▶ AVAILABLE RECORDS

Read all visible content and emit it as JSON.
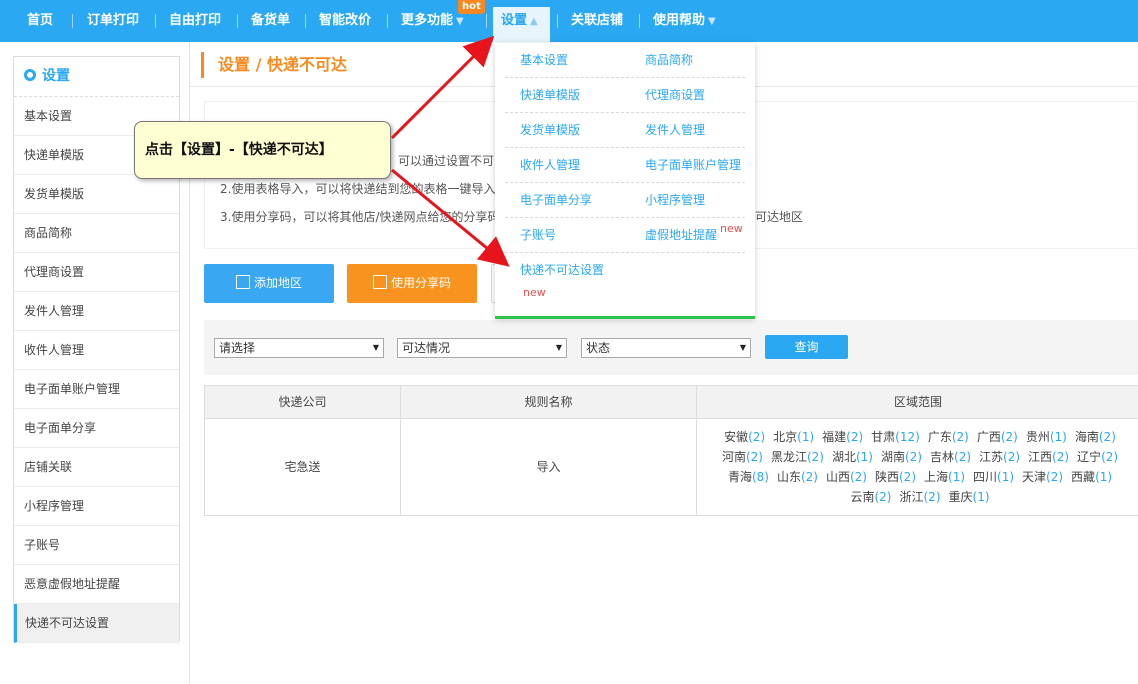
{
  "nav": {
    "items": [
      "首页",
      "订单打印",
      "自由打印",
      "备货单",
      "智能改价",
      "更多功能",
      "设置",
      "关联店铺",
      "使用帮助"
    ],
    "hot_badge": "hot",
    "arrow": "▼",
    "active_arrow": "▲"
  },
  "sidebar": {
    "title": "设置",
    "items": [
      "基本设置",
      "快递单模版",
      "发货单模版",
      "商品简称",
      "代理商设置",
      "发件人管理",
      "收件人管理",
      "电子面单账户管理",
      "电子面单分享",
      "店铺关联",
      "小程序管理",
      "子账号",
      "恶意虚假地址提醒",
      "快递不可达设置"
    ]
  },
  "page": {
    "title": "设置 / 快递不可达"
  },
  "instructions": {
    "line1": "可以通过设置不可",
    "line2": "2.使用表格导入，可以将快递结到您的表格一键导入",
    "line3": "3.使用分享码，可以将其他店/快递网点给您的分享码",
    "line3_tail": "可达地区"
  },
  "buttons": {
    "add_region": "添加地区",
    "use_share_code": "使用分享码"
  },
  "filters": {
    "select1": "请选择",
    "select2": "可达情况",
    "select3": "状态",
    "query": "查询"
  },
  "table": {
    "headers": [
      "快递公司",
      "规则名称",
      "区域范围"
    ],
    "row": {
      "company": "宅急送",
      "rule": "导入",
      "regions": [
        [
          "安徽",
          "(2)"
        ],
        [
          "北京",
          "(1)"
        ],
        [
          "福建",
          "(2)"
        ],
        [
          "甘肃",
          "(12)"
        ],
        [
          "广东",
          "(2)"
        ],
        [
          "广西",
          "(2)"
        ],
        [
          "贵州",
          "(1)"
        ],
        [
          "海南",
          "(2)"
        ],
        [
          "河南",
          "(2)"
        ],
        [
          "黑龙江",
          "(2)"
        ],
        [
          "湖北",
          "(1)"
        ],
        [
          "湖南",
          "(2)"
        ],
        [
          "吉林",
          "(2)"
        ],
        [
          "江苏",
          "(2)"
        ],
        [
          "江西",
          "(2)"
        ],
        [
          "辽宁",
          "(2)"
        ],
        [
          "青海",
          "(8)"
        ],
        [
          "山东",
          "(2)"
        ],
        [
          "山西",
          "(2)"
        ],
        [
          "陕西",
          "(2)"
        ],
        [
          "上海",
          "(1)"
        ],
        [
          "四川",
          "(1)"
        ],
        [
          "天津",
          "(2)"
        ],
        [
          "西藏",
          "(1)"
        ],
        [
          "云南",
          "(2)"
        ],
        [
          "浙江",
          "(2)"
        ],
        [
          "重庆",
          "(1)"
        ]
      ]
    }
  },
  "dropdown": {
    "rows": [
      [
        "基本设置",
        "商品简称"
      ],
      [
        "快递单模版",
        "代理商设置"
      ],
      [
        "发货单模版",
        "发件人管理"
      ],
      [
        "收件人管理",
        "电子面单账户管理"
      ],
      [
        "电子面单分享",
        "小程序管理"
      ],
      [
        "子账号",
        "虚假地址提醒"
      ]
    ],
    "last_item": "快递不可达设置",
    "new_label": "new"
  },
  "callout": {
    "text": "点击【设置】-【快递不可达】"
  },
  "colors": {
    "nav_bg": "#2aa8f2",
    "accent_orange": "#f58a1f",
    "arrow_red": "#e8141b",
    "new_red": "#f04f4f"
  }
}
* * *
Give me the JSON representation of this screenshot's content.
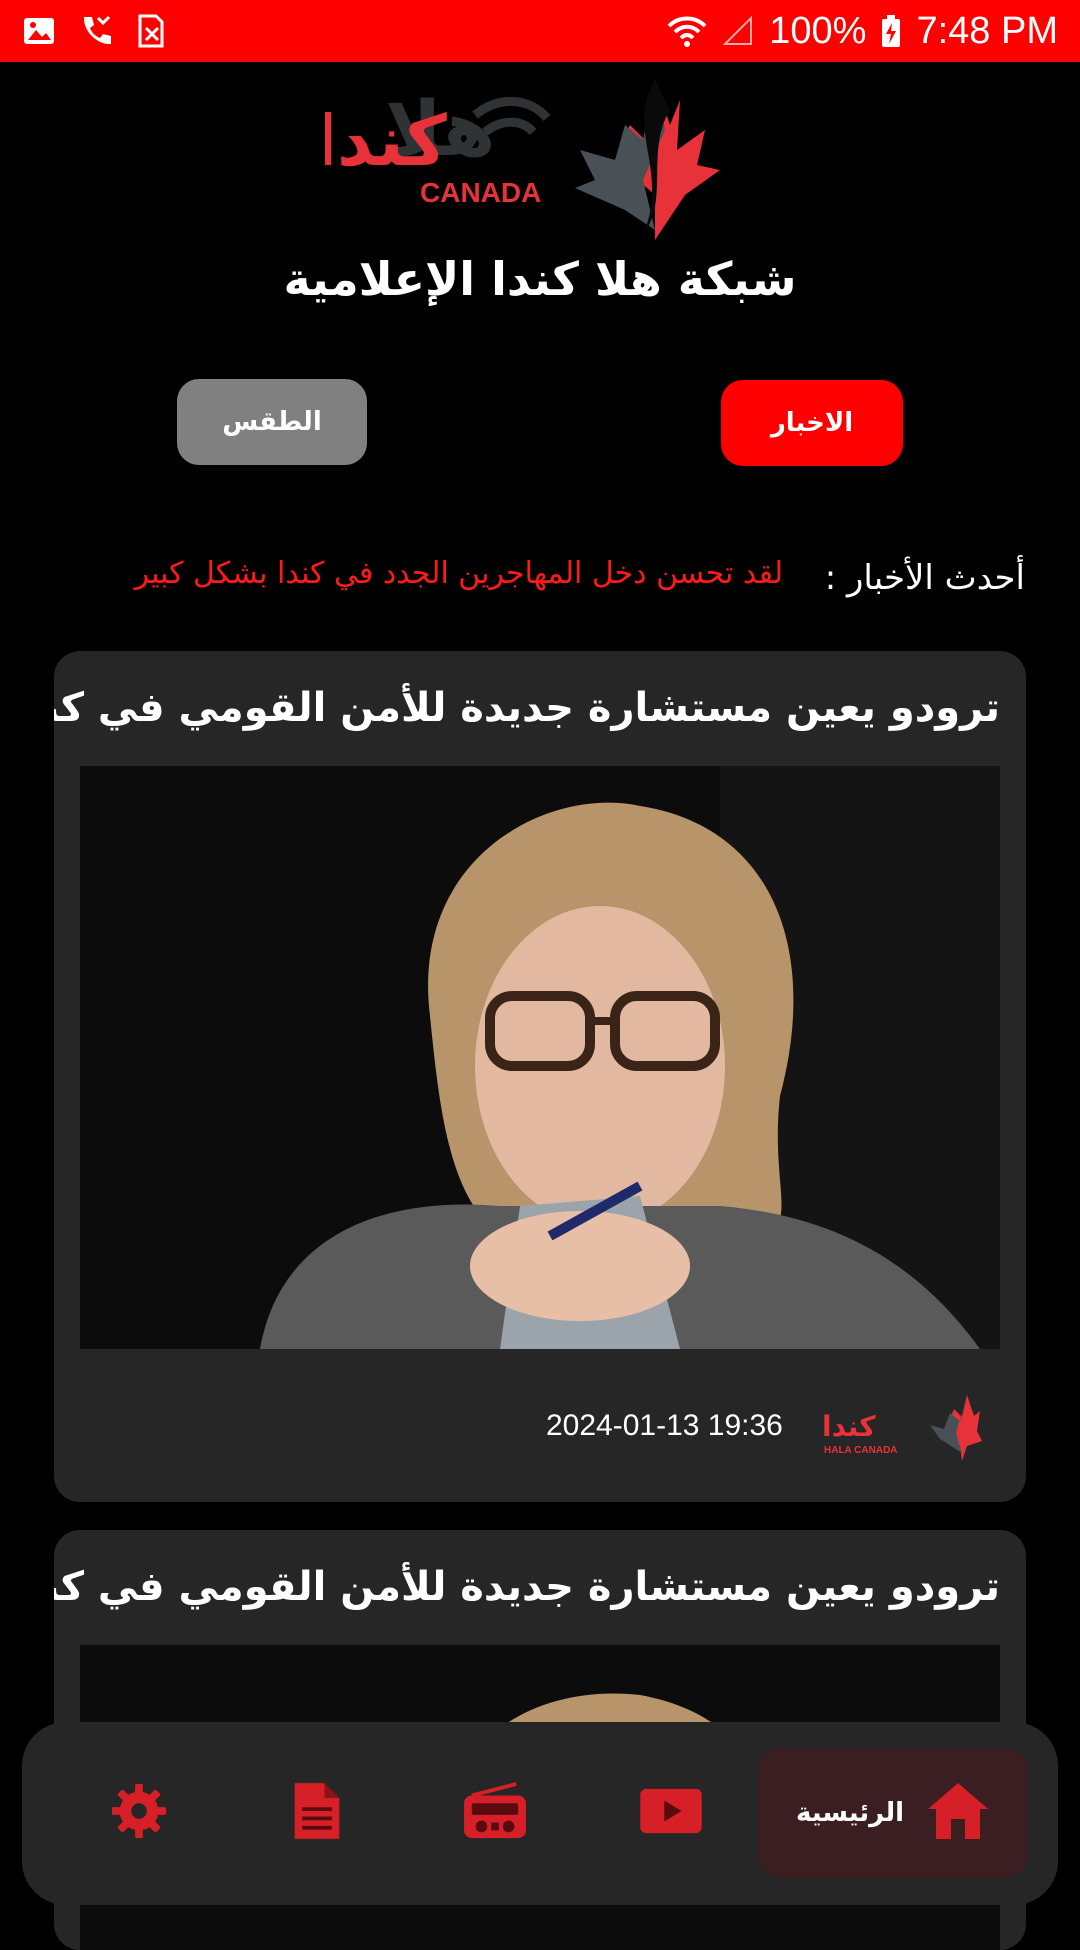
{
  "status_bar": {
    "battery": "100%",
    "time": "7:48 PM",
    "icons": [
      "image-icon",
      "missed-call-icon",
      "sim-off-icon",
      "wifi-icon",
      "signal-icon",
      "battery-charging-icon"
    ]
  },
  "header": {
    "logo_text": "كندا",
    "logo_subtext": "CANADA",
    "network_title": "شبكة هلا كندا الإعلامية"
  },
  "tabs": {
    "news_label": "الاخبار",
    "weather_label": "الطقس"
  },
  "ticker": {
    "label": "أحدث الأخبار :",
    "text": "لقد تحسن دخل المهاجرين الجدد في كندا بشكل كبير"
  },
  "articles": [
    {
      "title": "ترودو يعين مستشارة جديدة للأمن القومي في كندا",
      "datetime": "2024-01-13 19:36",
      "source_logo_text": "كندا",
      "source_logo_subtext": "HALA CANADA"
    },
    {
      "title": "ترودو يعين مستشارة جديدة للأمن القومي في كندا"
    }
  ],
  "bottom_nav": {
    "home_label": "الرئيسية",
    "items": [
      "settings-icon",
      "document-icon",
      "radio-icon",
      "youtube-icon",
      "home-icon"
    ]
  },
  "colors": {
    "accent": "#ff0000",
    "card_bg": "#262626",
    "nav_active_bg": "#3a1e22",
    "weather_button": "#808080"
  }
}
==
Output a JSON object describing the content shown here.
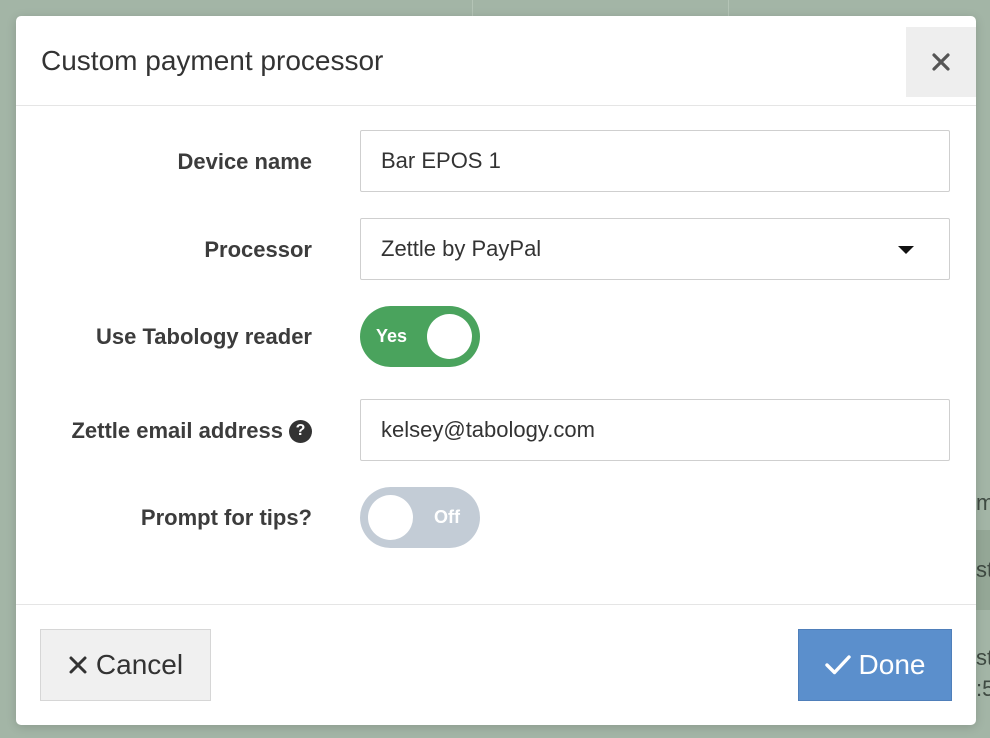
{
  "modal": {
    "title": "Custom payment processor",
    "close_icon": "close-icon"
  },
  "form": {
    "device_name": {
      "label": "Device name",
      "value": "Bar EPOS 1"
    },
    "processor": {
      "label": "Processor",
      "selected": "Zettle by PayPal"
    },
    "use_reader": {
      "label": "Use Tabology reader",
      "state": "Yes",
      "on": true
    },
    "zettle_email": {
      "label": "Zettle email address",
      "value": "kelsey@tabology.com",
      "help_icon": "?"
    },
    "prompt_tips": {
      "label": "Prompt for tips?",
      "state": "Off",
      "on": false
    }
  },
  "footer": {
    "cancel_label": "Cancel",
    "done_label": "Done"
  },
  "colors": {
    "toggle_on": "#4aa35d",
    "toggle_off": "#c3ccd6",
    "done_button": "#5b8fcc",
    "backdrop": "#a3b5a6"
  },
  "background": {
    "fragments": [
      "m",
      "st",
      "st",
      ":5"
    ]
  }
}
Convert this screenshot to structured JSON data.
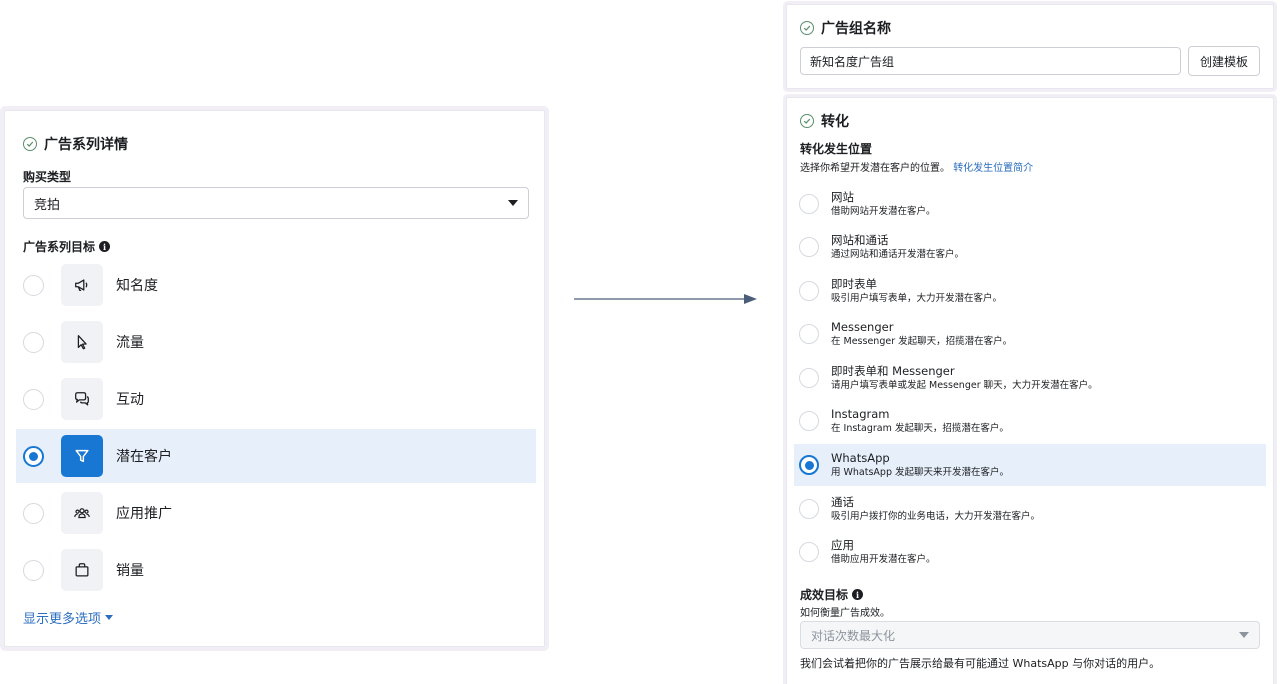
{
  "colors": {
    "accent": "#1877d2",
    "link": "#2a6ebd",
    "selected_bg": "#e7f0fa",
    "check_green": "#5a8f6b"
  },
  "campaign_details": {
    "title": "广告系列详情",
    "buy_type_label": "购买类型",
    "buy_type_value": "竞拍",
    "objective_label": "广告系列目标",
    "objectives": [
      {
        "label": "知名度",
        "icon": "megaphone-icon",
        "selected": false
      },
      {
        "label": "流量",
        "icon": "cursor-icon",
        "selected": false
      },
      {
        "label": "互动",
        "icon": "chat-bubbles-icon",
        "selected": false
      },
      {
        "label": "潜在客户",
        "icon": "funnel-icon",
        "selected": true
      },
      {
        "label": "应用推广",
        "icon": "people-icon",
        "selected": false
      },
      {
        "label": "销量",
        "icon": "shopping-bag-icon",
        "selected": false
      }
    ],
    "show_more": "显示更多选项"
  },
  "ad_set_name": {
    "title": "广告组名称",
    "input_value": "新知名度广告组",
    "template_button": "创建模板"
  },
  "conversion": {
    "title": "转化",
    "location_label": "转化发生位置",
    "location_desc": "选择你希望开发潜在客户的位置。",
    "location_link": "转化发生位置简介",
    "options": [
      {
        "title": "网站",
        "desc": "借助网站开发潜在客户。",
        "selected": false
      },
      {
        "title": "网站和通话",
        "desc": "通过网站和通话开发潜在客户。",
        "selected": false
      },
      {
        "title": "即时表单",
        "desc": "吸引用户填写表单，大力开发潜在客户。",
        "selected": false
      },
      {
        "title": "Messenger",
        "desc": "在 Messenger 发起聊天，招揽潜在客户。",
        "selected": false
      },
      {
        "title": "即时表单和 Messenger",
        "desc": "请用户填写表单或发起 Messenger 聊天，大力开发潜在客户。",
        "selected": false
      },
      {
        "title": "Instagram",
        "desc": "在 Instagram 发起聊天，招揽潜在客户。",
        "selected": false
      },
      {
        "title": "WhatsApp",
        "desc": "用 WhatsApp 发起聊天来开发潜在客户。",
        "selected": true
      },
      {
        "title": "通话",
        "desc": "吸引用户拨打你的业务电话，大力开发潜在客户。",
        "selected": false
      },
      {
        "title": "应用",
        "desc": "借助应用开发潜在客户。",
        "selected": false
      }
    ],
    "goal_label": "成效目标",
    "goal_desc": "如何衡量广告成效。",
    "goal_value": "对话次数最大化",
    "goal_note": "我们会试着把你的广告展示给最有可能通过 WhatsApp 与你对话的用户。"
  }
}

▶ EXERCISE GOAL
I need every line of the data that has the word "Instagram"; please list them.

▶ WORKED SOLUTION
        "title": "Instagram",
        "desc": "在 Instagram 发起聊天，招揽潜在客户。",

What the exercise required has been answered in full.